Cross Cultural Competence Revisited

by Susan Pinco, PhD, LCSW-R, CCR

When looking for a therapist most of us hope to find someone who "speaks" our language; who understands our frame of reference and who feels a bit like the good family we had hoped we had.

The profession has recognized the importance of this by requiring that therapists, at least those who are licensed as Clinical Social Workers, have a minimum number of Continuing Education Credits (CEUs) focused on the topic of cross cultural competence, each year. Imagine my surprise, as a seasoned clinician of more than twenty years who has attended numerous training sessions and who has literally traveled around the world in an effort to better understand people, at finding myself sitting in NYC, listening to a program on of all topics, cybersex, and realizing how little I really knew about other cultures.

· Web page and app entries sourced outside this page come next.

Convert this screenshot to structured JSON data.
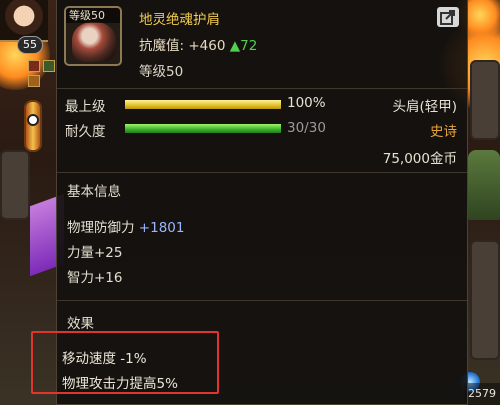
{
  "item": {
    "grade_label": "等级50",
    "name": "地灵绝魂护肩",
    "resist_label": "抗魔值:",
    "resist_value": "+460",
    "resist_up": "▲72",
    "level_text": "等级50"
  },
  "bars": {
    "upgrade_label": "最上级",
    "upgrade_text": "100%",
    "upgrade_fraction": 1.0,
    "durability_label": "耐久度",
    "durability_text": "30/30",
    "durability_fraction": 1.0
  },
  "meta": {
    "slot": "头肩(轻甲)",
    "rarity": "史诗",
    "price": "75,000金币"
  },
  "basic": {
    "heading": "基本信息",
    "stats": [
      {
        "name": "物理防御力",
        "value": "+1801"
      },
      {
        "name": "力量",
        "value": "+25"
      },
      {
        "name": "智力",
        "value": "+16"
      }
    ]
  },
  "effects": {
    "heading": "效果",
    "lines": [
      "移动速度 -1%",
      "物理攻击力提高5%"
    ]
  },
  "hud": {
    "player_level": "55",
    "counter": "2579"
  },
  "colors": {
    "title": "#f3ce53",
    "rarity": "#e8a43b",
    "resist_up": "#4fd14f",
    "stat_number": "#9bb6ff",
    "highlight": "#e0342f"
  },
  "icons": [
    "share-icon",
    "item-shoulder-icon"
  ]
}
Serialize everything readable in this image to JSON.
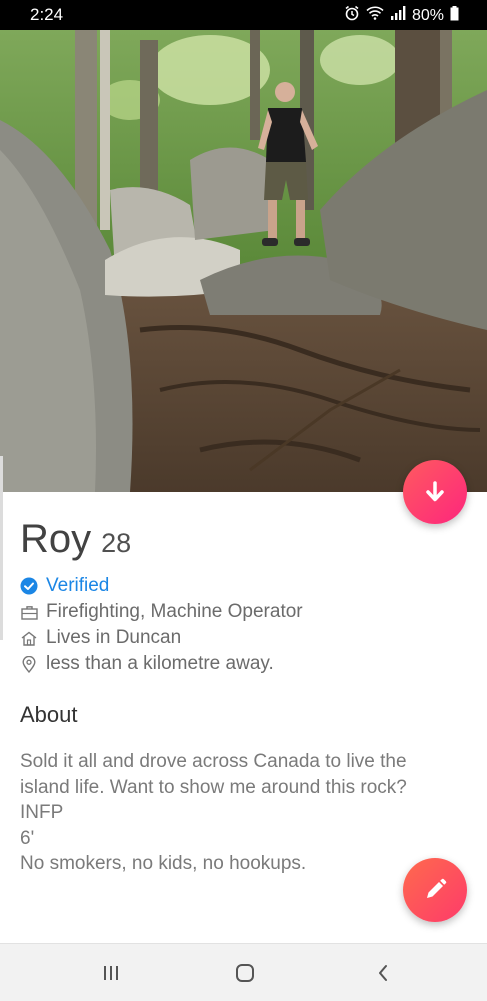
{
  "status_bar": {
    "time": "2:24",
    "battery": "80%",
    "icons": [
      "alarm-icon",
      "wifi-icon",
      "signal-icon",
      "battery-icon"
    ]
  },
  "profile": {
    "name": "Roy",
    "age": "28",
    "verified_label": "Verified",
    "job": "Firefighting, Machine Operator",
    "location": "Lives in Duncan",
    "distance": "less than a kilometre away."
  },
  "about": {
    "heading": "About",
    "bio_lines": [
      "Sold it all and drove across Canada to live the",
      "island life. Want to show me around this rock?",
      "INFP",
      "6'",
      "No smokers, no kids, no hookups."
    ]
  },
  "colors": {
    "accent_gradient_start": "#ff5a5f",
    "accent_gradient_end": "#fd267d",
    "verified_blue": "#1b86e5"
  },
  "buttons": {
    "collapse_icon": "arrow-down-icon",
    "edit_icon": "pencil-icon"
  },
  "nav": {
    "icons": [
      "recent-apps-icon",
      "home-icon",
      "back-icon"
    ]
  }
}
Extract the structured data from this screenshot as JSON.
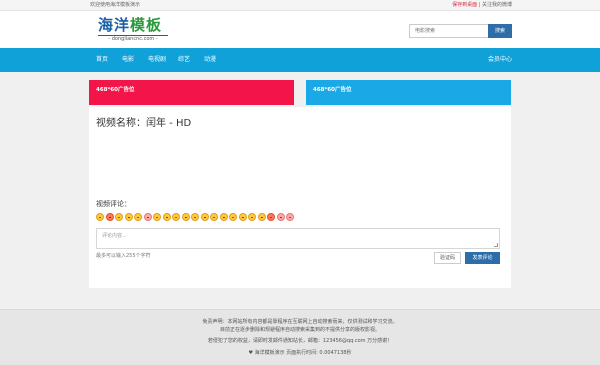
{
  "topbar": {
    "welcome": "欢迎使用海洋模板演示",
    "save_to_desktop": "保存到桌面",
    "separator": "|",
    "follow_weibo": "关注我的微博"
  },
  "header": {
    "logo_cn_part1": "海洋",
    "logo_cn_part2": "模板",
    "logo_en": "- dongliancnc.com -",
    "search_placeholder": "电影搜索",
    "search_button": "搜索"
  },
  "nav": {
    "items": [
      "首页",
      "电影",
      "电视剧",
      "综艺",
      "动漫"
    ],
    "member_center": "会员中心"
  },
  "ads": {
    "left": "468*60广告位",
    "right": "468*60广告位"
  },
  "video": {
    "title": "视频名称：闰年 - HD"
  },
  "comment": {
    "label": "视频评论：",
    "placeholder": "评论内容...",
    "limit_text": "最多可以输入255个字符",
    "verify_button": "验证码",
    "submit_button": "发表评论",
    "emoji_count": 21
  },
  "footer": {
    "line1": "免责声明：本网站所有内容都是靠程序在互联网上自动搜索而来，仅供测试和学习交流。",
    "line2": "目前正在逐步删除和规避程序自动搜索采集到的不提供分享的版权影视。",
    "line3": "若侵犯了您的权益，请即时发邮件通知站长，邮箱：123456@qq.com 万分感谢！",
    "line4": "♥ 海洋模板演示 页面执行时间: 0.0047138秒"
  },
  "colors": {
    "nav": "#10a1d8",
    "ad_left": "#f3154a",
    "ad_right": "#1aa8e6",
    "button": "#2d6da8"
  }
}
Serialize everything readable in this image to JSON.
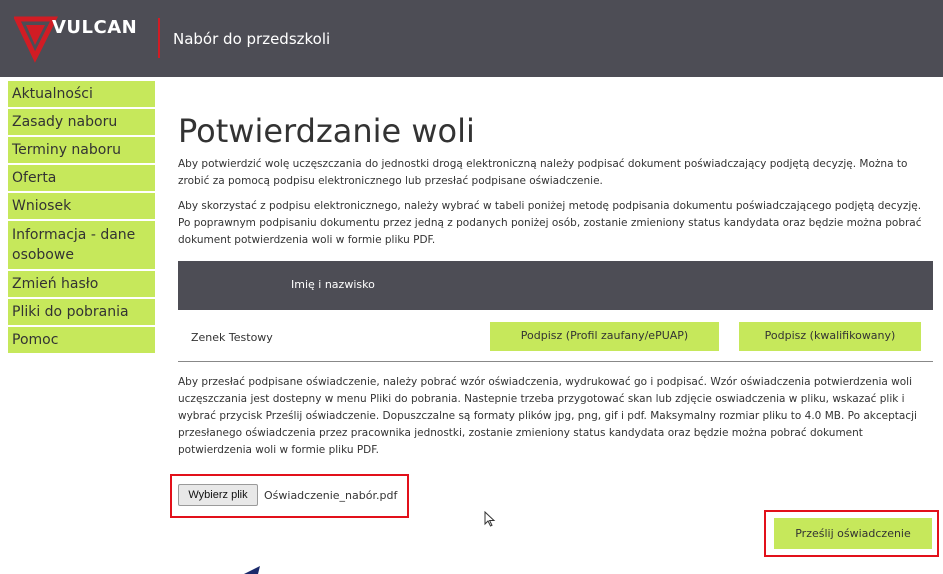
{
  "header": {
    "brand": "VULCAN",
    "app_title": "Nabór do przedszkoli"
  },
  "sidebar": {
    "items": [
      {
        "label": "Aktualności"
      },
      {
        "label": "Zasady naboru"
      },
      {
        "label": "Terminy naboru"
      },
      {
        "label": "Oferta"
      },
      {
        "label": "Wniosek"
      },
      {
        "label": "Informacja - dane osobowe"
      },
      {
        "label": "Zmień hasło"
      },
      {
        "label": "Pliki do pobrania"
      },
      {
        "label": "Pomoc"
      }
    ]
  },
  "main": {
    "title": "Potwierdzanie woli",
    "intro1": "Aby potwierdzić wolę uczęszczania do jednostki drogą elektroniczną należy podpisać dokument poświadczający podjętą decyzję. Można to zrobić za pomocą podpisu elektronicznego lub przesłać podpisane oświadczenie.",
    "intro2": "Aby skorzystać z podpisu elektronicznego, należy wybrać w tabeli poniżej metodę podpisania dokumentu poświadczającego podjętą decyzję. Po poprawnym podpisaniu dokumentu przez jedną z podanych poniżej osób, zostanie zmieniony status kandydata oraz będzie można pobrać dokument potwierdzenia woli w formie pliku PDF.",
    "table": {
      "header": "Imię i nazwisko",
      "row": {
        "name": "Zenek Testowy",
        "btn_profile": "Podpisz (Profil zaufany/ePUAP)",
        "btn_qualified": "Podpisz (kwalifikowany)"
      }
    },
    "upload_info": "Aby przesłać podpisane oświadczenie, należy pobrać wzór oświadczenia, wydrukować go i podpisać. Wzór oświadczenia potwierdzenia woli uczęszczania jest dostepny w menu Pliki do pobrania. Nastepnie trzeba przygotować skan lub zdjęcie oswiadczenia w pliku, wskazać plik i wybrać przycisk Prześlij oświadczenie. Dopuszczalne są formaty plików jpg, png, gif i pdf. Maksymalny rozmiar pliku to 4.0 MB. Po akceptacji przesłanego oświadczenia przez pracownika jednostki, zostanie zmieniony status kandydata oraz będzie można pobrać dokument potwierdzenia woli w formie pliku PDF.",
    "file_button": "Wybierz plik",
    "file_name": "Oświadczenie_nabór.pdf",
    "submit_button": "Prześlij oświadczenie"
  },
  "colors": {
    "header_bg": "#4d4d55",
    "accent_green": "#c6e85b",
    "highlight_red": "#e2101a",
    "logo_red": "#d11c24"
  }
}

As I listened, enrapt, to a presentation by Weston Edwards from the Pride Institute, I came to see, once again, how culture creates the lens through which we see all things. While generally aware of the pervasiveness of culture's impact related to concepts of beauty, justice, even ethics, it has rarely been so clear to me how it quite simply impacts all that we think, see, feel. Sadly, we are generally quite blind to the nature of our "lens". Even if we are infinity curious and nonjudgmental we miss out on so much simply because we don't consider the possibility that there could be another way of interpreting what we are seeing.

For example; a Japanese woman may accept a "marriage proposal by lowering her head and being silent; an Ibo woman (in Nigeria) declines by being silent, unless she runs away, which means acceptance" (Schmitz 1994 quoting Saville-Troike 1985) And, if this proposal occurred in NYC we would assume that neither bride was in the least bit interested and perhaps be outraged when someone questioned our assumption.

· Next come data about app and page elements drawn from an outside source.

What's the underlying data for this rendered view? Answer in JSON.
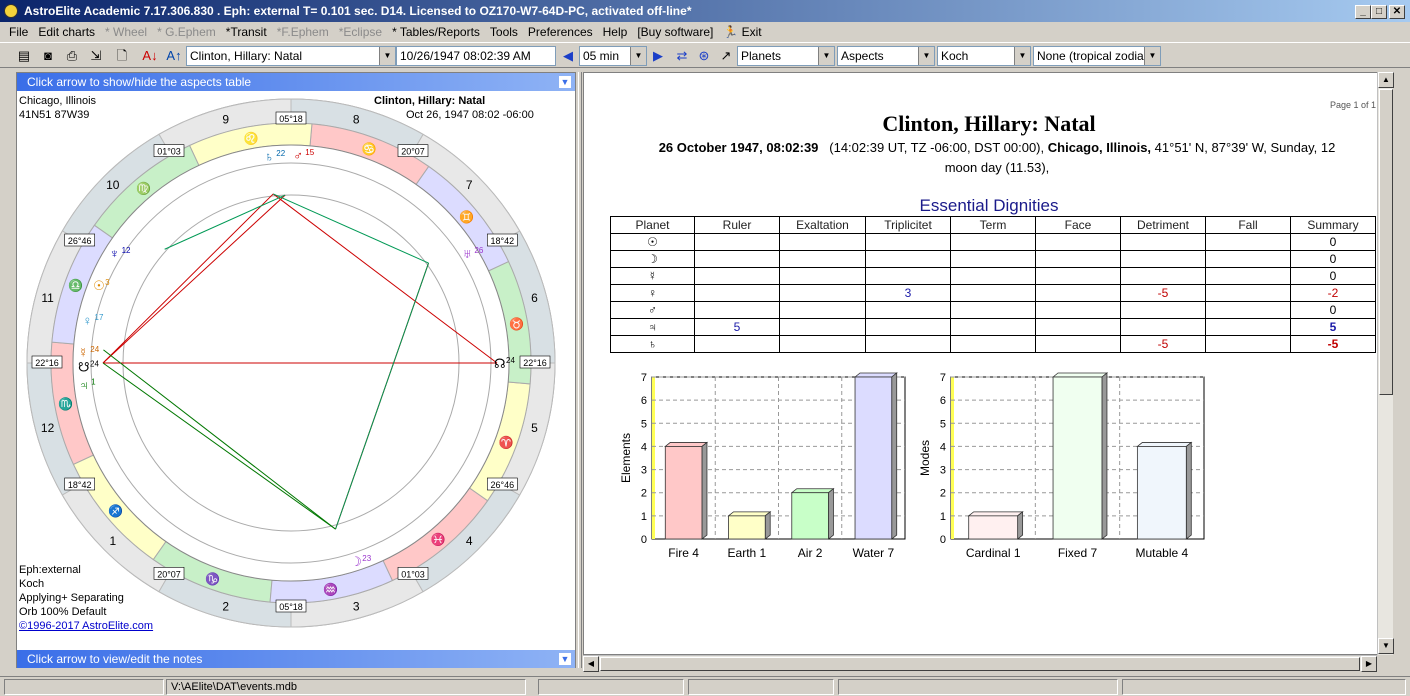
{
  "window": {
    "title": "AstroElite Academic 7.17.306.830 . Eph: external T= 0.101 sec. D14. Licensed to OZ170-W7-64D-PC, activated off-line*",
    "minimize": "_",
    "maximize": "□",
    "close": "✕"
  },
  "menu": {
    "file": "File",
    "edit_charts": "Edit charts",
    "wheel": "* Wheel",
    "g_ephem": "* G.Ephem",
    "transit": "*Transit",
    "f_ephem": "*F.Ephem",
    "eclipse": "*Eclipse",
    "tables_reports": "* Tables/Reports",
    "tools": "Tools",
    "preferences": "Preferences",
    "help": "Help",
    "buy_software": "[Buy software]",
    "exit": "Exit"
  },
  "toolbar": {
    "chart_name": "Clinton, Hillary: Natal",
    "datetime": "10/26/1947   08:02:39 AM",
    "step": "05 min",
    "planets": "Planets",
    "aspects": "Aspects",
    "house_system": "Koch",
    "zodiac": "None (tropical zodiac)"
  },
  "left": {
    "aspects_bar": "Click arrow to show/hide the aspects table",
    "notes_bar": "Click arrow to view/edit the notes",
    "place": "Chicago, Illinois",
    "coords": "41N51 87W39",
    "chart_title": "Clinton, Hillary: Natal",
    "chart_date": "Oct 26, 1947 08:02 -06:00",
    "eph": "Eph:external",
    "house": "Koch",
    "applying": "Applying+ Separating",
    "orb": "Orb 100% Default",
    "copyright": "©1996-2017 AstroElite.com",
    "house_numbers": [
      "10",
      "9",
      "8",
      "7",
      "6",
      "5",
      "4",
      "3",
      "2",
      "1",
      "12",
      "11"
    ],
    "cusp_degrees": [
      "05°18",
      "20°07",
      "18°42",
      "22°16",
      "26°46",
      "01°03",
      "05°18",
      "20°07",
      "18°42",
      "22°16",
      "26°46",
      "01°03"
    ],
    "planet_degrees": {
      "saturn": "22",
      "mars": "15",
      "neptune": "12",
      "uranus": "26",
      "node": "24",
      "moon": "23",
      "sun": "3",
      "venus": "17",
      "mercury": "24",
      "merc2": "24",
      "jupiter": "1"
    }
  },
  "report": {
    "page": "Page 1 of 1",
    "title": "Clinton, Hillary: Natal",
    "date_bold": "26 October 1947, 08:02:39",
    "date_rest": "(14:02:39 UT, TZ -06:00, DST  00:00),",
    "city": "Chicago, Illinois,",
    "location_rest": "41°51' N, 87°39' W, Sunday, 12",
    "moon_day": "moon day (11.53),",
    "section": "Essential Dignities",
    "columns": [
      "Planet",
      "Ruler",
      "Exaltation",
      "Triplicitet",
      "Term",
      "Face",
      "Detriment",
      "Fall",
      "Summary"
    ],
    "rows": [
      {
        "planet": "☉",
        "cells": [
          "",
          "",
          "",
          "",
          "",
          "",
          ""
        ],
        "summary": "0",
        "color": "#000",
        "bold": false
      },
      {
        "planet": "☽",
        "cells": [
          "",
          "",
          "",
          "",
          "",
          "",
          ""
        ],
        "summary": "0",
        "color": "#000",
        "bold": false
      },
      {
        "planet": "☿",
        "cells": [
          "",
          "",
          "",
          "",
          "",
          "",
          ""
        ],
        "summary": "0",
        "color": "#000",
        "bold": false
      },
      {
        "planet": "♀",
        "cells": [
          "",
          "",
          "3",
          "",
          "",
          "-5",
          ""
        ],
        "summary": "-2",
        "color": "#c00000",
        "bold": false
      },
      {
        "planet": "♂",
        "cells": [
          "",
          "",
          "",
          "",
          "",
          "",
          ""
        ],
        "summary": "0",
        "color": "#000",
        "bold": false
      },
      {
        "planet": "♃",
        "cells": [
          "5",
          "",
          "",
          "",
          "",
          "",
          ""
        ],
        "summary": "5",
        "color": "#1a1aa8",
        "bold": true
      },
      {
        "planet": "♄",
        "cells": [
          "",
          "",
          "",
          "",
          "",
          "-5",
          ""
        ],
        "summary": "-5",
        "color": "#c00000",
        "bold": true
      }
    ]
  },
  "chart_data": [
    {
      "type": "bar",
      "ylabel": "Elements",
      "categories": [
        "Fire 4",
        "Earth 1",
        "Air 2",
        "Water 7"
      ],
      "values": [
        4,
        1,
        2,
        7
      ],
      "colors": [
        "#ffc8c8",
        "#ffffc8",
        "#c8ffc8",
        "#dcdcff"
      ],
      "ylim": [
        0,
        7
      ],
      "ticks": [
        "0",
        "1",
        "2",
        "3",
        "4",
        "5",
        "6",
        "7"
      ],
      "grid": true
    },
    {
      "type": "bar",
      "ylabel": "Modes",
      "categories": [
        "Cardinal 1",
        "Fixed 7",
        "Mutable 4"
      ],
      "values": [
        1,
        7,
        4
      ],
      "colors": [
        "#fff0f0",
        "#f0fff0",
        "#f0f6fc"
      ],
      "ylim": [
        0,
        7
      ],
      "ticks": [
        "0",
        "1",
        "2",
        "3",
        "4",
        "5",
        "6",
        "7"
      ],
      "grid": true
    }
  ],
  "status": {
    "path": "V:\\AElite\\DAT\\events.mdb"
  }
}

Looking to the world of cyber space, "ParTy" is not a simple invitation to a gathering, it is an announcement that crystal meth or "Tina" will be offered. And, 4:20 doesn't refer to the time but rather to the availability of marijuana. My hair curled to think of how little I understand of all the abbreviations and acronyms the twitters, Craigslist browsers, and Face book aficionados utilize to circumscribe their world. Not only do I have to brush up on my French and Spanish but I have to actively assimilate this new language that is the purview of the linked in generation, as well as introduce myself more fully to the language of the numerous other communities who honor me with their trust. Only by doing this will I be able to help my clients identify the disparate cultures that make up the melting pots of their being so as to help them make peace between competing and conflicting values and norms.

To make this a bit less poetic, we here in the US spring from and live in multiple cultures (there are over 147 different languages spoken in NYC alone). We're not from a single tribe where there has been no intermarriage and where there has been little influence from other cultures. This multicultural experience extends to most other areas of the world where, while there may be multiple distinct social groups the lines between them are blurring significantly. This means that we, as individuals and as a global community, are often faced with competing demands, values and beliefs which we must reconcile as internal discord leads to confusion, irritability, anxiety and depression or suppression.

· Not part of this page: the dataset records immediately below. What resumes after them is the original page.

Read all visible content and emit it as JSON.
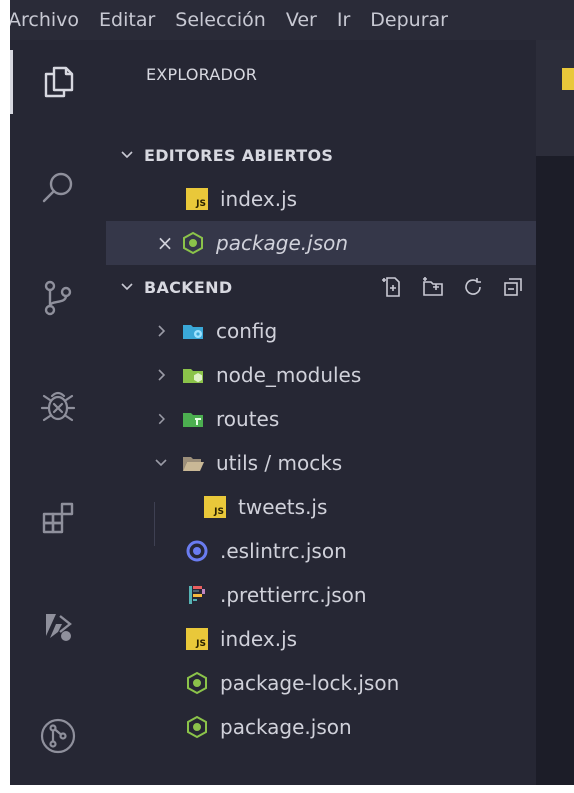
{
  "menubar": {
    "items": [
      "Archivo",
      "Editar",
      "Selección",
      "Ver",
      "Ir",
      "Depurar"
    ]
  },
  "activity_bar": {
    "icons": [
      "explorer-icon",
      "search-icon",
      "source-control-icon",
      "debug-icon",
      "extensions-icon",
      "remote-icon",
      "git-graph-icon"
    ],
    "active": "explorer-icon"
  },
  "sidebar": {
    "title": "EXPLORADOR",
    "open_editors": {
      "header": "EDITORES ABIERTOS",
      "items": [
        {
          "label": "index.js",
          "icon": "js-file-icon"
        },
        {
          "label": "package.json",
          "icon": "node-json-icon",
          "selected": true,
          "modified": true
        }
      ]
    },
    "project": {
      "header": "BACKEND",
      "actions": [
        "new-file-icon",
        "new-folder-icon",
        "refresh-icon",
        "collapse-all-icon"
      ],
      "folders": [
        {
          "label": "config",
          "icon": "config-folder-icon",
          "expanded": false
        },
        {
          "label": "node_modules",
          "icon": "node-folder-icon",
          "expanded": false
        },
        {
          "label": "routes",
          "icon": "routes-folder-icon",
          "expanded": false
        },
        {
          "label": "utils / mocks",
          "icon": "open-folder-icon",
          "expanded": true
        }
      ],
      "nested_files": [
        {
          "label": "tweets.js",
          "icon": "js-file-icon"
        }
      ],
      "files": [
        {
          "label": ".eslintrc.json",
          "icon": "eslint-icon"
        },
        {
          "label": ".prettierrc.json",
          "icon": "prettier-icon"
        },
        {
          "label": "index.js",
          "icon": "js-file-icon"
        },
        {
          "label": "package-lock.json",
          "icon": "node-json-icon"
        },
        {
          "label": "package.json",
          "icon": "node-json-icon"
        }
      ]
    }
  },
  "colors": {
    "background": "#1e1f2b",
    "sidebar": "#262734",
    "selected_row": "#353749",
    "js_badge": "#e9c83a",
    "node_green": "#8bc34a",
    "eslint_blue": "#6a7cf0"
  }
}
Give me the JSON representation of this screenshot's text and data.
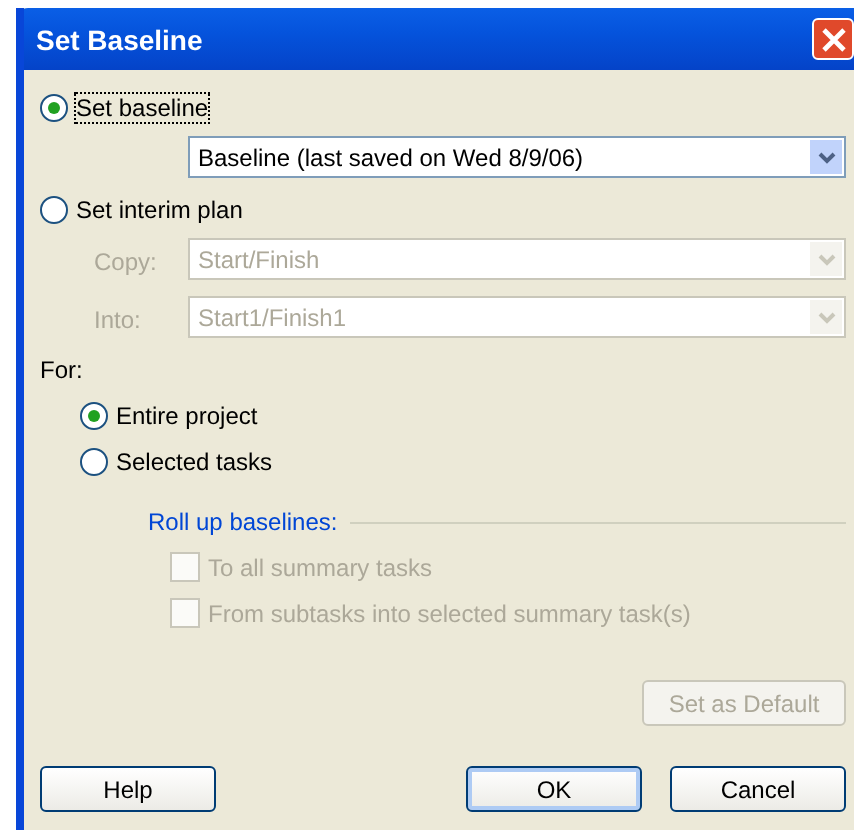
{
  "window": {
    "title": "Set Baseline"
  },
  "mode_options": [
    {
      "label": "Set baseline",
      "selected": true
    },
    {
      "label": "Set interim plan",
      "selected": false
    }
  ],
  "baseline_select": {
    "value": "Baseline (last saved on Wed 8/9/06)"
  },
  "interim_fields": [
    {
      "label": "Copy:",
      "value": "Start/Finish",
      "disabled": true
    },
    {
      "label": "Into:",
      "value": "Start1/Finish1",
      "disabled": true
    }
  ],
  "for_label": "For:",
  "scope_options": [
    {
      "label": "Entire project",
      "selected": true
    },
    {
      "label": "Selected tasks",
      "selected": false
    }
  ],
  "rollup": {
    "title": "Roll up baselines:",
    "options": [
      {
        "label": "To all summary tasks",
        "checked": false,
        "disabled": true
      },
      {
        "label": "From subtasks into selected summary task(s)",
        "checked": false,
        "disabled": true
      }
    ]
  },
  "default_button": {
    "label": "Set as Default",
    "disabled": true
  },
  "buttons": [
    {
      "label": "Help",
      "kind": "left"
    },
    {
      "label": "OK",
      "kind": "right"
    },
    {
      "label": "Cancel",
      "kind": "right"
    }
  ]
}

Taken more simply; imagine that you are a man who grew up in a family where problems were settled using violence, where to be a man meant that you had to shut off your emotions, have a stiff upper lip and just "do it". Imagine that you had fallen in love with a woman who valued intimacy and feelings. How would you navigate these cultural divides?

Or.. imagine that you are "queer". That at the tender age of 5 you realized that you were different but couldn't quite figure out how. That you grew up in the south and were Christian or Muslim. How do you find a cultural setting that nourishes and supports you so that you can begin to reconcile the competing values of the different cultures from which you have sprung.

Or.. you are a Orthodox girl from a family that values education, independence and success in business. Imagine that you find yourself pregnant and two years from completing your PhD. How do you move through the minefield of options to reach a decision?

In each of these scenarios, culture plays a pivotal role in both defining the "problems/conflicts" and in leading us to a solution. It is the language that we speak, it is the very fabric of our being. Sometimes the numerous threads that are woven into us are in harmony; creating a sense of connectedness and coherence and at other times, they clash, leading to disharmony, discomfort, and distress. It is only by looking closely, in a nonjudgmental and compassionate way, that we can begin to relax into a state where the inherent anomalies of our cultures can be reconciled.

Susan Pinco, PhD, LCSW-R, CCR